Competition from online giants could also drive takeover activity, according to Ed Barton, an analyst with the Ovum Ltd. market research firm. "I don't see it as a telco thing but more about consolidation between content and distribution to scale up and compete more effectively against Google, Netflix, Facebook and Amazon," he says. "Of course, there is no guarantee this will work."
As Barton points out, addressing the entirety of Europe, with its cultural diversity and multitude of languages, could be much tougher than operating in the US. But he does anticipate further consolidation. And while he has not looked closely at the possibility of a deal between Orange and Vivendi, he agrees it would "make sense in the context of what competitors are doing." For evidence of that, look to the £26 billion ($33.2 billion) bid for Sky by US cable giant Comcast Corp. (Nasdaq: CMCSA, CMCSK). (See Fox's Sky Offer Doesn't Trump Comcast's, but Could Extend Bidding War.)
With Netflix Inc. (Nasdaq: NFLX) and Amazon.com Inc. (Nasdaq: AMZN) hammering traditional TV companies, Comcast's move for Sky seems bound to have rattled European telcos as a further sign of US overseas ambitions. Even before Comcast's latest bid was announced, there was some concern that Europe's telecom markets, with their squad of subscale operators, might one day be vulnerable to a US- or Chinese-led assault. Regulatory opposition to "horizontal" mergers, between companies in the same sector, has stopped European operators from adding muscle in the form of telecom assets. But a largely "vertical" transaction, such as Orange buying Vivendi, should not encounter the same hostility. Comcast's Sky bid already proves European media assets have caught the attention of US operators. If Orange does not acquire Vivendi, a US company might, warns Pescatore, citing Verizon Communications Inc. (NYSE: VZ) as a potential buyer. (See Orange Rules Out M&A Moves in France, Returns to Growth.)

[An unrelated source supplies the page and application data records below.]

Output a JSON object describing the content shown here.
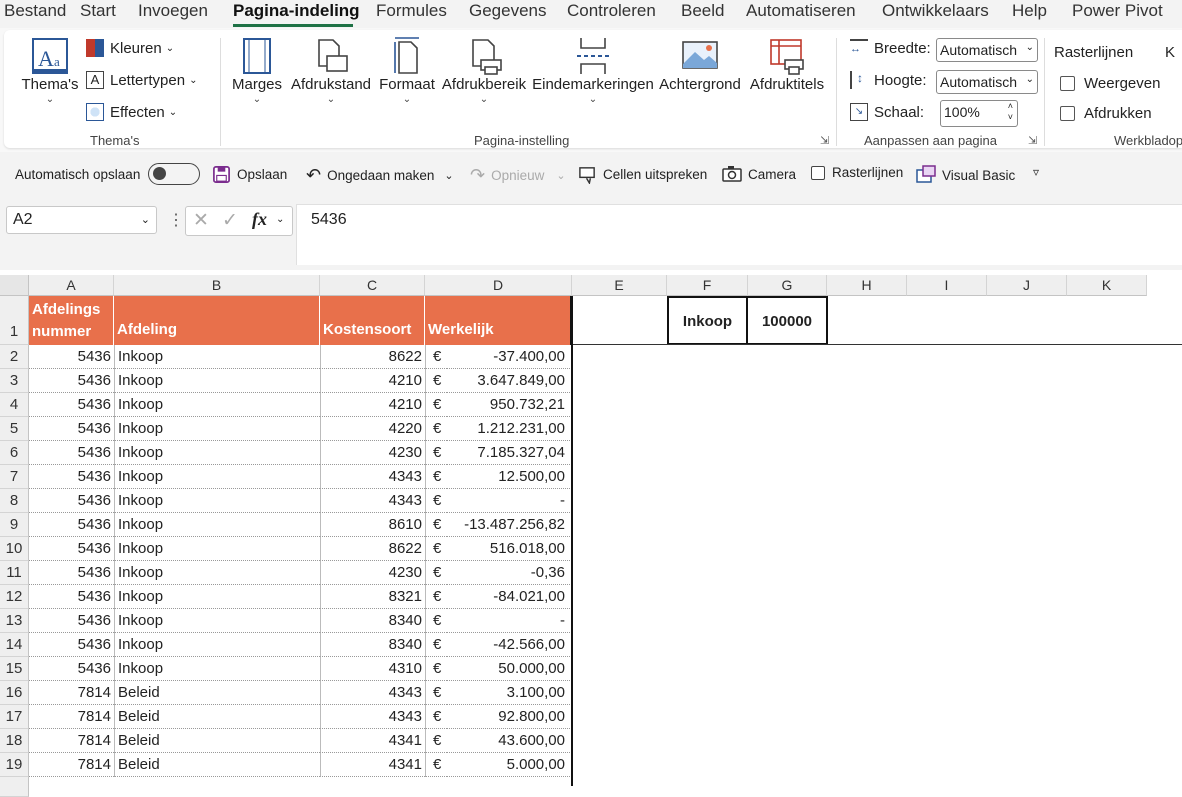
{
  "menu": {
    "tabs": [
      "Bestand",
      "Start",
      "Invoegen",
      "Pagina-indeling",
      "Formules",
      "Gegevens",
      "Controleren",
      "Beeld",
      "Automatiseren",
      "Ontwikkelaars",
      "Help",
      "Power Pivot"
    ],
    "active": "Pagina-indeling"
  },
  "ribbon": {
    "themes_group": {
      "label": "Thema's",
      "themes_button": "Thema's",
      "colors": "Kleuren",
      "fonts": "Lettertypen",
      "effects": "Effecten"
    },
    "page_setup_group": {
      "label": "Pagina-instelling",
      "margins": "Marges",
      "orientation": "Afdrukstand",
      "size": "Formaat",
      "print_area": "Afdrukbereik",
      "breaks": "Eindemarkeringen",
      "background": "Achtergrond",
      "print_titles": "Afdruktitels"
    },
    "scale_group": {
      "label": "Aanpassen aan pagina",
      "width_label": "Breedte:",
      "width_value": "Automatisch",
      "height_label": "Hoogte:",
      "height_value": "Automatisch",
      "scale_label": "Schaal:",
      "scale_value": "100%"
    },
    "sheet_options_group": {
      "label": "Werkbladop",
      "gridlines_title": "Rasterlijnen",
      "view": "Weergeven",
      "print": "Afdrukken"
    }
  },
  "qat": {
    "autosave": "Automatisch opslaan",
    "save": "Opslaan",
    "undo": "Ongedaan maken",
    "redo": "Opnieuw",
    "speak": "Cellen uitspreken",
    "camera": "Camera",
    "gridlines": "Rasterlijnen",
    "vba": "Visual Basic"
  },
  "formula_bar": {
    "name_box": "A2",
    "formula": "5436",
    "fx": "fx"
  },
  "columns": [
    "A",
    "B",
    "C",
    "D",
    "E",
    "F",
    "G",
    "H",
    "I",
    "J",
    "K"
  ],
  "header_row": {
    "row": "1",
    "a_line1": "Afdelings",
    "a_line2": "nummer",
    "b": "Afdeling",
    "c": "Kostensoort",
    "d": "Werkelijk",
    "f": "Inkoop",
    "g": "100000"
  },
  "rows": [
    {
      "r": "2",
      "a": "5436",
      "b": "Inkoop",
      "c": "8622",
      "cur": "€",
      "d": "-37.400,00"
    },
    {
      "r": "3",
      "a": "5436",
      "b": "Inkoop",
      "c": "4210",
      "cur": "€",
      "d": "3.647.849,00"
    },
    {
      "r": "4",
      "a": "5436",
      "b": "Inkoop",
      "c": "4210",
      "cur": "€",
      "d": "950.732,21"
    },
    {
      "r": "5",
      "a": "5436",
      "b": "Inkoop",
      "c": "4220",
      "cur": "€",
      "d": "1.212.231,00"
    },
    {
      "r": "6",
      "a": "5436",
      "b": "Inkoop",
      "c": "4230",
      "cur": "€",
      "d": "7.185.327,04"
    },
    {
      "r": "7",
      "a": "5436",
      "b": "Inkoop",
      "c": "4343",
      "cur": "€",
      "d": "12.500,00"
    },
    {
      "r": "8",
      "a": "5436",
      "b": "Inkoop",
      "c": "4343",
      "cur": "€",
      "d": "-   "
    },
    {
      "r": "9",
      "a": "5436",
      "b": "Inkoop",
      "c": "8610",
      "cur": "€",
      "d": "-13.487.256,82"
    },
    {
      "r": "10",
      "a": "5436",
      "b": "Inkoop",
      "c": "8622",
      "cur": "€",
      "d": "516.018,00"
    },
    {
      "r": "11",
      "a": "5436",
      "b": "Inkoop",
      "c": "4230",
      "cur": "€",
      "d": "-0,36"
    },
    {
      "r": "12",
      "a": "5436",
      "b": "Inkoop",
      "c": "8321",
      "cur": "€",
      "d": "-84.021,00"
    },
    {
      "r": "13",
      "a": "5436",
      "b": "Inkoop",
      "c": "8340",
      "cur": "€",
      "d": "-   "
    },
    {
      "r": "14",
      "a": "5436",
      "b": "Inkoop",
      "c": "8340",
      "cur": "€",
      "d": "-42.566,00"
    },
    {
      "r": "15",
      "a": "5436",
      "b": "Inkoop",
      "c": "4310",
      "cur": "€",
      "d": "50.000,00"
    },
    {
      "r": "16",
      "a": "7814",
      "b": "Beleid",
      "c": "4343",
      "cur": "€",
      "d": "3.100,00"
    },
    {
      "r": "17",
      "a": "7814",
      "b": "Beleid",
      "c": "4343",
      "cur": "€",
      "d": "92.800,00"
    },
    {
      "r": "18",
      "a": "7814",
      "b": "Beleid",
      "c": "4341",
      "cur": "€",
      "d": "43.600,00"
    },
    {
      "r": "19",
      "a": "7814",
      "b": "Beleid",
      "c": "4341",
      "cur": "€",
      "d": "5.000,00"
    }
  ],
  "colors": {
    "header_fill": "#e8704b",
    "accent": "#1e7145"
  }
}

No Orange deal for Vivendi would be straightforward, though. With a market capitalization of about €28.3 billion ($32.2 billion), Vivendi has watched its share price rise about 13% in the last year. The market value of Orange, currently worth around €38.1 billion ($43.3 billion), has barely changed over that period. Beyond Canal Plus, it is unclear whether Vivendi's assets would hold much attraction for the French operator. Judging by Richard's earlier comments, Orange would not want Vivendi's music business. But its gaming assets, through Gameloft, could help Orange appeal to a younger audience, says Pescatore. Meanwhile, a 24% stake in Telecom Italia (TIM) would make Orange the Italian incumbent's biggest individual shareholder, although boardroom battles and political drama in Italy could dampen enthusiasm. (See Telecom Italia Names Genish CEO After Boardroom Battle and Telecom Italia Molders as Shareholders Feud.)
Nevertheless, no other big European operator looks in a position to countenance a move. Germany's Deutsche Telekom AG (NYSE: DT) is taking on extra debt to merge its T-Mobile US Inc. business with local rival Sprint Corp. (NYSE: S). Vodafone Group plc (NYSE: VOD) is similarly focused on a takeover of cable asserts owned by Liberty Global Inc. (Nasdaq: LBTY) in Germany and eastern Europe. Both Spain's Telefónica and France's Altice are trying to cut debt. BT Group plc (NYSE: BT; London: BTA) is slashing jobs and does not have interest in the residential market outside the UK. (See T-Mobile & Sprint: Marriage made in hell, Vodafone Pounces on Liberty Cable Assets in €18.4B Deal, Altice to Sell French, Portuguese Towers for €2.5B and BT: It's Good to Talk About Profits, but Not Customers.)
Orange's net debt is currently just twice its annual earnings (before interest, tax, depreciation and amortization), giving it a stronger balance sheet than most rivals, and its sales and profits are growing. That is testament to the company's investment in networks and service quality, and its avoidance of daredevil content moves, say supporters. But what has worked in the past will not guarantee success in the future. As convergence competition becomes rife, a bold M&A move could be just what investors seek.
— Iain Morris, International Editor, Light Reading